SA’s economic to brace for slower growth pace

By
Font size: Decrease font Enlarge font
National Treasury cuts South Africa's economic growth forecast to 0.7% in 2018 from 1.3% last year. National Treasury cuts South Africa's economic growth forecast to 0.7% in 2018 from 1.3% last year.

The National Treasury has cut its estimate for South African GDP expansion to 0.7% in 2018 down from 1.3% last year. It sees growth remaining subdued as high unemployment constrains domestic demand.

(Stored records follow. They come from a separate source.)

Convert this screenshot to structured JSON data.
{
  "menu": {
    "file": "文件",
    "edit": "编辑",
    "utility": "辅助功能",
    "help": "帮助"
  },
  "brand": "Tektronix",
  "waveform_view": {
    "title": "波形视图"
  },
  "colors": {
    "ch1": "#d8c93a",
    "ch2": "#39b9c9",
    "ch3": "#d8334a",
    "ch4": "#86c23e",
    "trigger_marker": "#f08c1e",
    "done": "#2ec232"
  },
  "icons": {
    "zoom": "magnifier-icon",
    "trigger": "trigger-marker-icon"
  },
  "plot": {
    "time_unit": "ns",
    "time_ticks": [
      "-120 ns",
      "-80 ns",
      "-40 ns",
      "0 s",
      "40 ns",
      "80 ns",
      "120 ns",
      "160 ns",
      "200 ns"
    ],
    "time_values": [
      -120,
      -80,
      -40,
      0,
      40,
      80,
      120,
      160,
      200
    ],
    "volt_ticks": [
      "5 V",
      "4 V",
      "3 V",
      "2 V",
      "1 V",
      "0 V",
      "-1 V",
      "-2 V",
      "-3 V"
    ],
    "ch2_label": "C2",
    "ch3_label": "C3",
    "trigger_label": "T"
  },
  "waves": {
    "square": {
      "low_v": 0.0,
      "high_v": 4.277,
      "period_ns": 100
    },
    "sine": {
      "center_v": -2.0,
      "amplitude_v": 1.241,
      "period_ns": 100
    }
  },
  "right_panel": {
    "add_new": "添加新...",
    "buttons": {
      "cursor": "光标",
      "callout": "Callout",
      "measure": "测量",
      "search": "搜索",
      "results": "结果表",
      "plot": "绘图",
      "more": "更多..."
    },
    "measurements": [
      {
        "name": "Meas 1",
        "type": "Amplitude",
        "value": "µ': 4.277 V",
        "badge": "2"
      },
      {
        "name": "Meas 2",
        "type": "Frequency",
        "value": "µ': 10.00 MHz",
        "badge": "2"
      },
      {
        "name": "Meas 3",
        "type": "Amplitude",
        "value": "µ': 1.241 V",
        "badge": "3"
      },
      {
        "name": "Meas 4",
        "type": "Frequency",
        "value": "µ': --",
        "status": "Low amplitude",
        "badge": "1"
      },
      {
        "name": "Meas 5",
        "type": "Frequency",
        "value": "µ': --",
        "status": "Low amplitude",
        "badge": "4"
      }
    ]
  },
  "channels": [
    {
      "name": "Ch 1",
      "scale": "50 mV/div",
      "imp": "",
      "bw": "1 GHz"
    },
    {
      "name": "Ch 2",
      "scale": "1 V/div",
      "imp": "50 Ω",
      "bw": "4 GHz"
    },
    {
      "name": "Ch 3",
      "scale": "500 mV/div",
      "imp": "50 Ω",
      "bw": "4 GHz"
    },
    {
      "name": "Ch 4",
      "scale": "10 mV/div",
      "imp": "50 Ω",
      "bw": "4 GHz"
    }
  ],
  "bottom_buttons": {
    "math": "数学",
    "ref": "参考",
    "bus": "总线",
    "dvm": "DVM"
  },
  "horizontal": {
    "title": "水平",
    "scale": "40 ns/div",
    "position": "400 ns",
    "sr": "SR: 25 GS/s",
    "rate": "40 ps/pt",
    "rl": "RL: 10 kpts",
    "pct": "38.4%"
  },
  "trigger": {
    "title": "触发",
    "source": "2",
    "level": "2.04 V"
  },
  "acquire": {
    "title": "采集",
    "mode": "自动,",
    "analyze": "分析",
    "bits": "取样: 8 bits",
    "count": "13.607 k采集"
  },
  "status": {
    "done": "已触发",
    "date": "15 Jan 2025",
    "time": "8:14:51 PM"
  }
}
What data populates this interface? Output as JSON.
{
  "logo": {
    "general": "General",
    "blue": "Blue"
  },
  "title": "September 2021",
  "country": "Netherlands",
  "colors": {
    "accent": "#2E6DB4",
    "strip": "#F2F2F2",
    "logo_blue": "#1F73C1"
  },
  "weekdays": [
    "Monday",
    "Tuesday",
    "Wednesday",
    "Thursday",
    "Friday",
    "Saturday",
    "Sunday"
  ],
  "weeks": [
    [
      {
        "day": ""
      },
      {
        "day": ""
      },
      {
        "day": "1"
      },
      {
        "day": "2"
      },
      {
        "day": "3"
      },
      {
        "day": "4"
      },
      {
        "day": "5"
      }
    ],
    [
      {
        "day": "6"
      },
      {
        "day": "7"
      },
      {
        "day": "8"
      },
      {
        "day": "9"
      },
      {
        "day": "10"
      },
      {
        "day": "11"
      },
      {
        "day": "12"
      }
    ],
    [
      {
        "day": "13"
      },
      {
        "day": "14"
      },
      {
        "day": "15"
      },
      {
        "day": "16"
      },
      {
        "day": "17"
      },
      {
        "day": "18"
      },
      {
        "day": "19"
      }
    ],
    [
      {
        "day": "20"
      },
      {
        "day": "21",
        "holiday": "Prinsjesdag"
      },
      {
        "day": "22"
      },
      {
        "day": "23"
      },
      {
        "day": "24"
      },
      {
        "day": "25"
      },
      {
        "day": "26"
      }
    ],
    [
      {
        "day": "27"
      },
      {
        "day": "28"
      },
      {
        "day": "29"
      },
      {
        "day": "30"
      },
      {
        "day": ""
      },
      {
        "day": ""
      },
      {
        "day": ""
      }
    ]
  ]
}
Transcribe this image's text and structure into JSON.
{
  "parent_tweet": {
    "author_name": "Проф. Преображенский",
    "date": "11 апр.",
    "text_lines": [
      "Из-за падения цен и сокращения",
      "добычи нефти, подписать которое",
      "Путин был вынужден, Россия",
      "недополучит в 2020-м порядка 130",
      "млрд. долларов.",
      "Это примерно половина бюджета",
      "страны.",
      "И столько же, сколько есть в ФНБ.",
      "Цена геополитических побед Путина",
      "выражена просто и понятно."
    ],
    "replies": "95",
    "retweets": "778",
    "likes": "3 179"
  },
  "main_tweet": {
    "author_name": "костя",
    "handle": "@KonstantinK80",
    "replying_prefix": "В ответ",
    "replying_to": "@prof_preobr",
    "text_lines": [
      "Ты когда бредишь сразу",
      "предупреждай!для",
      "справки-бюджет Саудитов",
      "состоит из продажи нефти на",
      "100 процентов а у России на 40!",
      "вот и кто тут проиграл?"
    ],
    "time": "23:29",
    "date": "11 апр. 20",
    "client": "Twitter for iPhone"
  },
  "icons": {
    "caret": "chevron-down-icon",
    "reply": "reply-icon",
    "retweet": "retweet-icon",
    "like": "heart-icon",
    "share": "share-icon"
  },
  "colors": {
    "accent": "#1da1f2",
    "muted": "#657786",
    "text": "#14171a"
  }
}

In the forward to Medium Term Budget Policy Statement (MTBPS) it warns that South Africa finds itself at a crossroads and highlights the difficult economic and fiscal choices confronting government over the next several years. 

South Africa’s growth outlook has been revised downwards to 0.7% in 2018, said National Treasury on Wednesday.

“The National Treasury forecasts that GDP growth will slow to 0.7% in 2018, down from 1.3% last year, before rising to 1.7% in 2019 and 2.1% in 2020,” said Treasury as Finance Minister Tito Mboweni tabled his maiden Medium Term Budget Policy Statement (MTBPS) in Parliament.

Treasury said that the country’s economic outlook is weaker than projected in the February 2018 Budget, which forecast 1.5% and 1.8% Gross Domestic Product (GDP) growth in 2018 and 2019, respectively.

ALSO READ2018 Mid-Term Budget Key Highlights

“These revisions reflect lower production by agriculture and mining in the first half of the year, as well as a lack of new investment,” said the MTBPS statement while also adding that agriculture and mining are expected to return to moderate growth in the next year.

Meanwhile, business and consumer confidence are expected to improve gradually over the medium term.

On inflation, the MTBPS document stated that higher inflation is expected during the remainder of 2018 in response to administered price increases.

“Headline inflation is projected to average 4.9% in 2018, rising to 5.4% by 2021 as food price inflation returns to its historic average,” it said.

On investment, Treasury said the country has experienced an extended period of weak investment.

“Growth in gross fixed-capital formation, after slowing to 0.1% in the first half of 2018, is expected to measure 0.9% for the year as a whole, and 2.9% by 2021.

“Low levels of demand and prolonged policy uncertainty have contributed to anaemic investment growth,” said Treasury.

In recent months, government has worked actively to improve the investment climate by strengthening governance in state institutions and removing policy bottlenecks in energy and mining.

This comes on the back of President Cyril Ramaphosa’s announcement of South Africa seeking to bring in at least R1.2 trillion worth of investment over a five year period.

Earlier this month, the World Bank cut its estimate for South African GDP growth to 1% this year from 1.4%, it sees growth in 2019 remaining subdued as high unemployment constrains domestic demand.

Overall for the sub-Saharan Africa region the World Bank reduced its forecast for economic growth as the external environment becomes less favorable amid mounting global trade risks and weakening demand for the area’s products.

Gross domestic product in the region will probably expand by 2.7% in 2018, the Washington-based lender said in an emailed copy of its Africa Pulse report. That’s down from the World Bank’s June forecast of 3.1% contained in the Global Economic Prospects publication.

Read more on:

Medium Term Budget Policy Statement  |  World Bank  |  Tito Mboweni  |  Cyril Ramaphosa
IHS Conference Nedbank 2018

  • Email to a friend Email to a friend
  • Print version Print version

Newsletter


Please enter your e-mail address below and click 'Subscribe'.